About Me

My photo
Early childhood education has been my life for over 40 years. I have taught all age groups from infants to 5-year-olds. I was a director for five years in the 1980s, but I returned to the classroom 22 years ago. My passion is watching the ways children explore and discover their world. In the classroom, everything starts with the reciprocal relationships between adults and children and between the children themselves. With that in mind, I plan and set up activities. But that is just the beginning. What actually happens is a flow that includes my efforts to invite, respond and support children's interface with those activities and with others in the room. Oh yeh, and along the way, the children change the activities to suit their own inventiveness and creativity. Now the processes become reciprocal with the children doing the inviting, responding and supporting. Young children are the best learners and teachers. I am truly fortunate to be a part of their journey.

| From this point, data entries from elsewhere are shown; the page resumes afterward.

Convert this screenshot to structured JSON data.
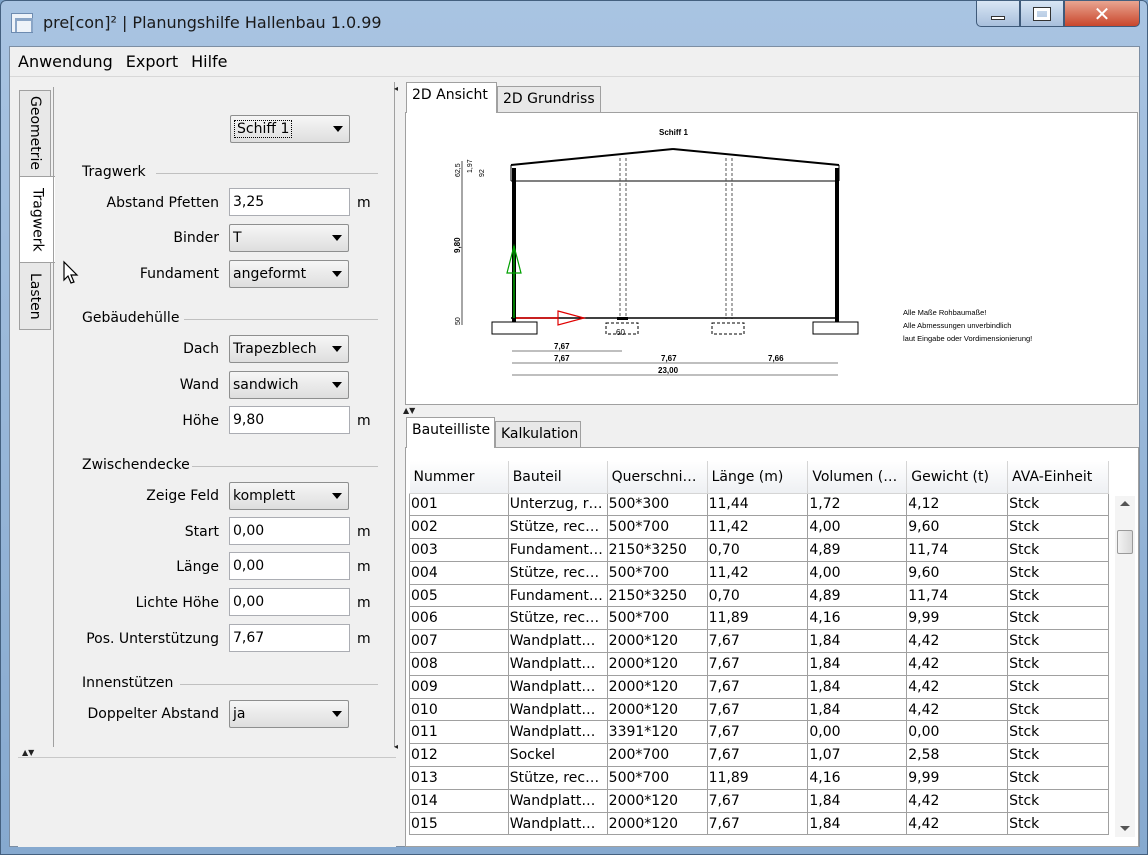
{
  "window": {
    "title": "pre[con]² | Planungshilfe Hallenbau 1.0.99"
  },
  "menu": [
    "Anwendung",
    "Export",
    "Hilfe"
  ],
  "side_tabs": [
    "Geometrie",
    "Tragwerk",
    "Lasten"
  ],
  "form": {
    "schiff_select": "Schiff 1",
    "tragwerk": {
      "heading": "Tragwerk",
      "abstand_pfetten_label": "Abstand Pfetten",
      "abstand_pfetten_value": "3,25",
      "abstand_pfetten_unit": "m",
      "binder_label": "Binder",
      "binder_value": "T",
      "fundament_label": "Fundament",
      "fundament_value": "angeformt"
    },
    "gebaeudehuelle": {
      "heading": "Gebäudehülle",
      "dach_label": "Dach",
      "dach_value": "Trapezblech",
      "wand_label": "Wand",
      "wand_value": "sandwich",
      "hoehe_label": "Höhe",
      "hoehe_value": "9,80",
      "hoehe_unit": "m"
    },
    "zwischendecke": {
      "heading": "Zwischendecke",
      "zeige_feld_label": "Zeige Feld",
      "zeige_feld_value": "komplett",
      "start_label": "Start",
      "start_value": "0,00",
      "start_unit": "m",
      "laenge_label": "Länge",
      "laenge_value": "0,00",
      "laenge_unit": "m",
      "lichte_hoehe_label": "Lichte Höhe",
      "lichte_hoehe_value": "0,00",
      "lichte_hoehe_unit": "m",
      "pos_unterstuetzung_label": "Pos. Unterstützung",
      "pos_unterstuetzung_value": "7,67",
      "pos_unterstuetzung_unit": "m"
    },
    "innenstuetzen": {
      "heading": "Innenstützen",
      "doppelter_abstand_label": "Doppelter Abstand",
      "doppelter_abstand_value": "ja"
    }
  },
  "view_tabs": [
    "2D Ansicht",
    "2D Grundriss"
  ],
  "drawing": {
    "title": "Schiff 1",
    "dim_top": [
      "62,5",
      "1,97",
      "92"
    ],
    "dim_height": "9,80",
    "dim_base": "50",
    "dim_found": "60",
    "dim_row1": "7,67",
    "dim_row2": [
      "7,67",
      "7,67",
      "7,66"
    ],
    "dim_total": "23,00",
    "notes": [
      "Alle Maße Rohbaumaße!",
      "Alle Abmessungen unverbindlich",
      "laut Eingabe oder Vordimensionierung!"
    ]
  },
  "list_tabs": [
    "Bauteilliste",
    "Kalkulation"
  ],
  "table": {
    "columns": [
      "Nummer",
      "Bauteil",
      "Querschni…",
      "Länge (m)",
      "Volumen (…",
      "Gewicht (t)",
      "AVA-Einheit"
    ],
    "rows": [
      [
        "001",
        "Unterzug, r…",
        "500*300",
        "11,44",
        "1,72",
        "4,12",
        "Stck"
      ],
      [
        "002",
        "Stütze, rec…",
        "500*700",
        "11,42",
        "4,00",
        "9,60",
        "Stck"
      ],
      [
        "003",
        "Fundament…",
        "2150*3250",
        "0,70",
        "4,89",
        "11,74",
        "Stck"
      ],
      [
        "004",
        "Stütze, rec…",
        "500*700",
        "11,42",
        "4,00",
        "9,60",
        "Stck"
      ],
      [
        "005",
        "Fundament…",
        "2150*3250",
        "0,70",
        "4,89",
        "11,74",
        "Stck"
      ],
      [
        "006",
        "Stütze, rec…",
        "500*700",
        "11,89",
        "4,16",
        "9,99",
        "Stck"
      ],
      [
        "007",
        "Wandplatt…",
        "2000*120",
        "7,67",
        "1,84",
        "4,42",
        "Stck"
      ],
      [
        "008",
        "Wandplatt…",
        "2000*120",
        "7,67",
        "1,84",
        "4,42",
        "Stck"
      ],
      [
        "009",
        "Wandplatt…",
        "2000*120",
        "7,67",
        "1,84",
        "4,42",
        "Stck"
      ],
      [
        "010",
        "Wandplatt…",
        "2000*120",
        "7,67",
        "1,84",
        "4,42",
        "Stck"
      ],
      [
        "011",
        "Wandplatt…",
        "3391*120",
        "7,67",
        "0,00",
        "0,00",
        "Stck"
      ],
      [
        "012",
        "Sockel",
        "200*700",
        "7,67",
        "1,07",
        "2,58",
        "Stck"
      ],
      [
        "013",
        "Stütze, rec…",
        "500*700",
        "11,89",
        "4,16",
        "9,99",
        "Stck"
      ],
      [
        "014",
        "Wandplatt…",
        "2000*120",
        "7,67",
        "1,84",
        "4,42",
        "Stck"
      ],
      [
        "015",
        "Wandplatt…",
        "2000*120",
        "7,67",
        "1,84",
        "4,42",
        "Stck"
      ]
    ]
  }
}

Saturday, May 10, 2014


Simply said, The Funnels and Clear Plastic Tubing apparatus is a favorite in the water table because of the breadth and depth of play fostered by the apparatus.  Funnels are taped to one end of clear plastic tubing and then the tubing is threaded through a crate.  The tubes vary in length and empty back into the table at various points or into a tub on the side of the water table.  The crate is taped to a wooden tray that spans the table and holds the apparatus above the water table.

The exploration usually begins with the question: "If I pour water in this funnel, where does it come out?"  That is not so easy because the water has to flow through the maze of tubing in the crate.
If more than one child is pouring at the same time and the water is coming out of multiple tubes, the children are treated to a worthwhile perceptual challenge. 

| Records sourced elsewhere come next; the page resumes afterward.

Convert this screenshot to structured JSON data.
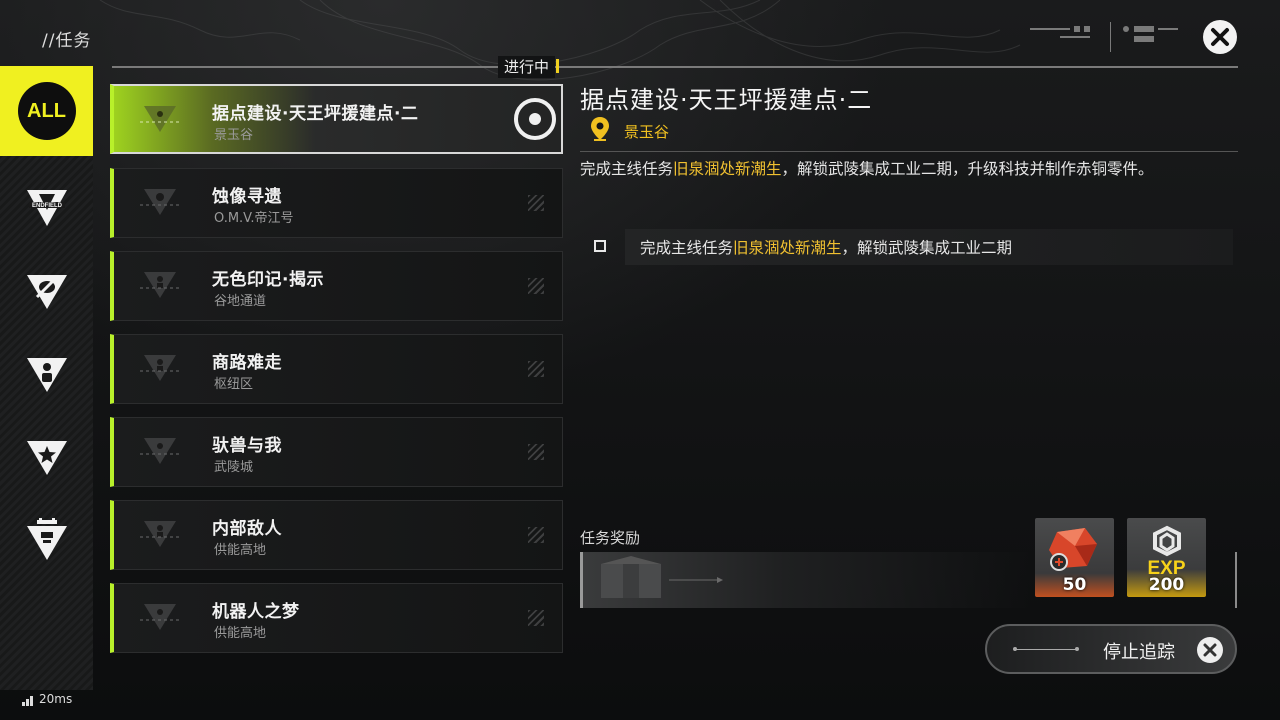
{
  "header": {
    "breadcrumb": "//任务",
    "close_icon": "close-icon"
  },
  "sidebar": {
    "items": [
      {
        "label": "ALL",
        "icon": "all-icon",
        "selected": true
      },
      {
        "label": "ENDFIELD",
        "icon": "endfield-icon"
      },
      {
        "label": "",
        "icon": "eye-slash-icon"
      },
      {
        "label": "",
        "icon": "person-icon"
      },
      {
        "label": "",
        "icon": "star-icon"
      },
      {
        "label": "",
        "icon": "gate-icon"
      }
    ]
  },
  "list": {
    "status_tag": "进行中",
    "quests": [
      {
        "title": "据点建设·天王坪援建点·二",
        "location": "景玉谷",
        "active": true,
        "tracked": true
      },
      {
        "title": "蚀像寻遗",
        "location": "O.M.V.帝江号"
      },
      {
        "title": "无色印记·揭示",
        "location": "谷地通道"
      },
      {
        "title": "商路难走",
        "location": "枢纽区"
      },
      {
        "title": "驮兽与我",
        "location": "武陵城"
      },
      {
        "title": "内部敌人",
        "location": "供能高地"
      },
      {
        "title": "机器人之梦",
        "location": "供能高地"
      }
    ]
  },
  "detail": {
    "title": "据点建设·天王坪援建点·二",
    "location": "景玉谷",
    "desc_before": "完成主线任务",
    "desc_highlight": "旧泉涸处新潮生",
    "desc_after": "，解锁武陵集成工业二期，升级科技并制作赤铜零件。",
    "objective_before": "完成主线任务",
    "objective_highlight": "旧泉涸处新潮生",
    "objective_after": "，解锁武陵集成工业二期",
    "rewards_label": "任务奖励",
    "rewards": [
      {
        "icon": "crystal-icon",
        "qty": "50"
      },
      {
        "icon": "exp-icon",
        "label": "EXP",
        "qty": "200"
      }
    ],
    "stop_tracking_label": "停止追踪"
  },
  "status": {
    "ping": "20ms"
  },
  "colors": {
    "accent": "#b8f02a",
    "yellow": "#f0f020",
    "highlight": "#f0c030"
  }
}
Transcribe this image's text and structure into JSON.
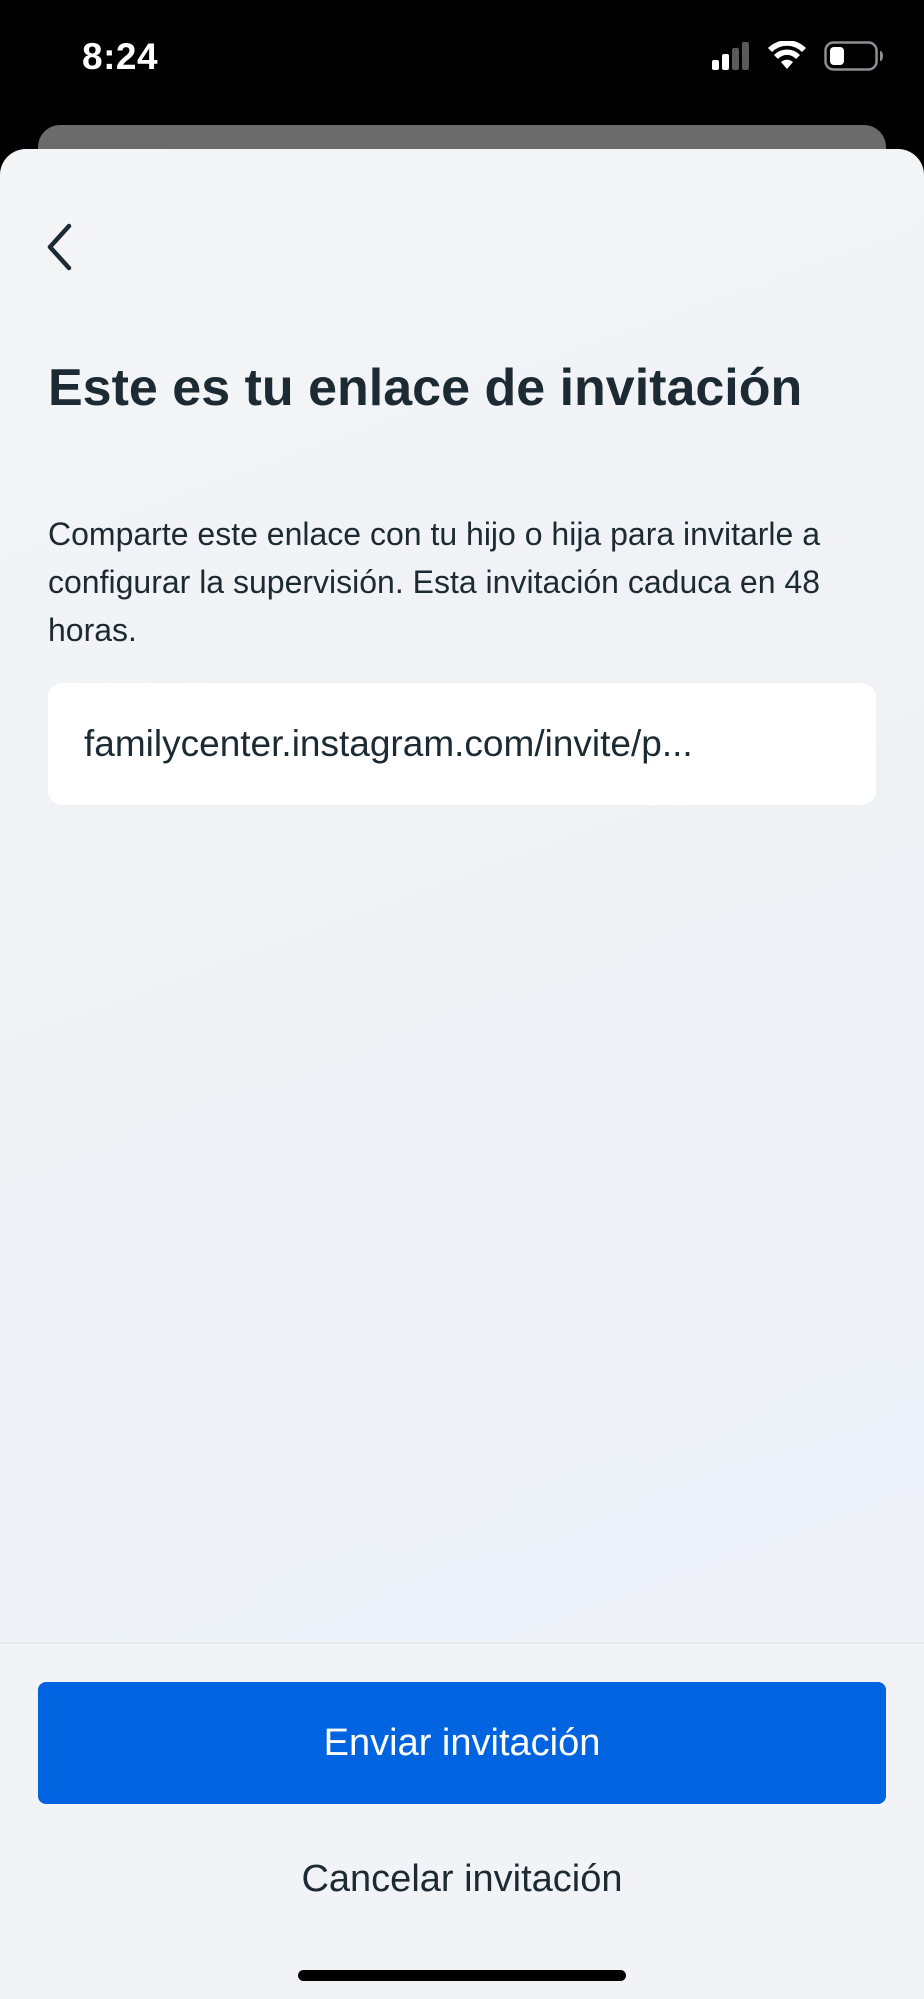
{
  "status_bar": {
    "time": "8:24",
    "icons": [
      "cellular-signal-icon",
      "wifi-icon",
      "battery-icon"
    ]
  },
  "header": {
    "back_icon": "chevron-left-icon"
  },
  "main": {
    "title": "Este es tu enlace de invitación",
    "description": "Comparte este enlace con tu hijo o hija para invitarle a configurar la supervisión. Esta invitación caduca en 48 horas.",
    "invite_link": "familycenter.instagram.com/invite/p..."
  },
  "actions": {
    "send_label": "Enviar invitación",
    "cancel_label": "Cancelar invitación"
  },
  "colors": {
    "primary_button": "#0064e0",
    "text": "#1c2b33"
  }
}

Once the children have figured out where a tube empties, there is no end to their explorations. The child in the video below has figured out that the black funnel empties into the tub through the black hose.  As the video clip begins, he has found a bottle that fits perfectly over the end of the hose. Listen to his reaction as he watches the bottle fill after he has poured water into the funnel.

This child had already figured out that if he pours water into the black funnel, the water comes out the black hose.  Why is he surprised that he was able to fill the bottle when he placed it over the hose and poured water into the funnel?  Has he changed the apparatus enough by adding the bottle to the end of the hose that he has to test the new configuration to see if it works according to his plan?  He is certainly pleased with his work.

He does not stop there.  He pulls the bottle off the hose and examines the bottle closely.
What is so intriguing about this bottle filled with green water?  Is it the color?  Or has he noticed that the green water in the bottle provides a different lens through which to see the rest of the classroom?

One of the changes in the setup from previous years, is that there were some loose parts available to the children as part of the provisions.  The loose parts added a new dimension to the play and exploration.  

Let me show you one one example of how a child used one of the loose parts for her own purposes.  The child has taken a funnel and tube that is loose and not part of the apparatus.  She uses it to pour water into a measuring cup resting on a little stand in the water table.  She does an amazing job of balancing the tube and funnel all the while keeping it in the measuring cup.  That is not an easy task because every moves she makes has an effect; she constantly has to make adjustments to pull off this supposedly simple operation.  
Loose parts - funnel and tube from Thomas Bedard on Vimeo.

After all the adjustments, she is able to get water into her cup.  She lifts up the cup and proudly states: "I poured some water from there into here."  Without missing a beat, she lifts up the measuring cup to eye level and---like the scientist she is---asks: "How much water is there?"

As adults, we often overlook these types of accomplishments made by children.  Of course, the water will flow into the bottle.  Of course, you can pour water from there into here.   The significance of these accomplishments has more to do with process of exploration rather than an actual outcome.  The children set up their own challenges; they try out different procedures or operations; and they evaluate the results.  No wonder some people think children embody the spirit of a true scientist.

P.S.  If you are interested in other posts about the funnel and tube apparatus, there are two that explain different setups here and here.  There is also another one that highlights other types of exploration at the apparatus here.

No comments:

Post a Comment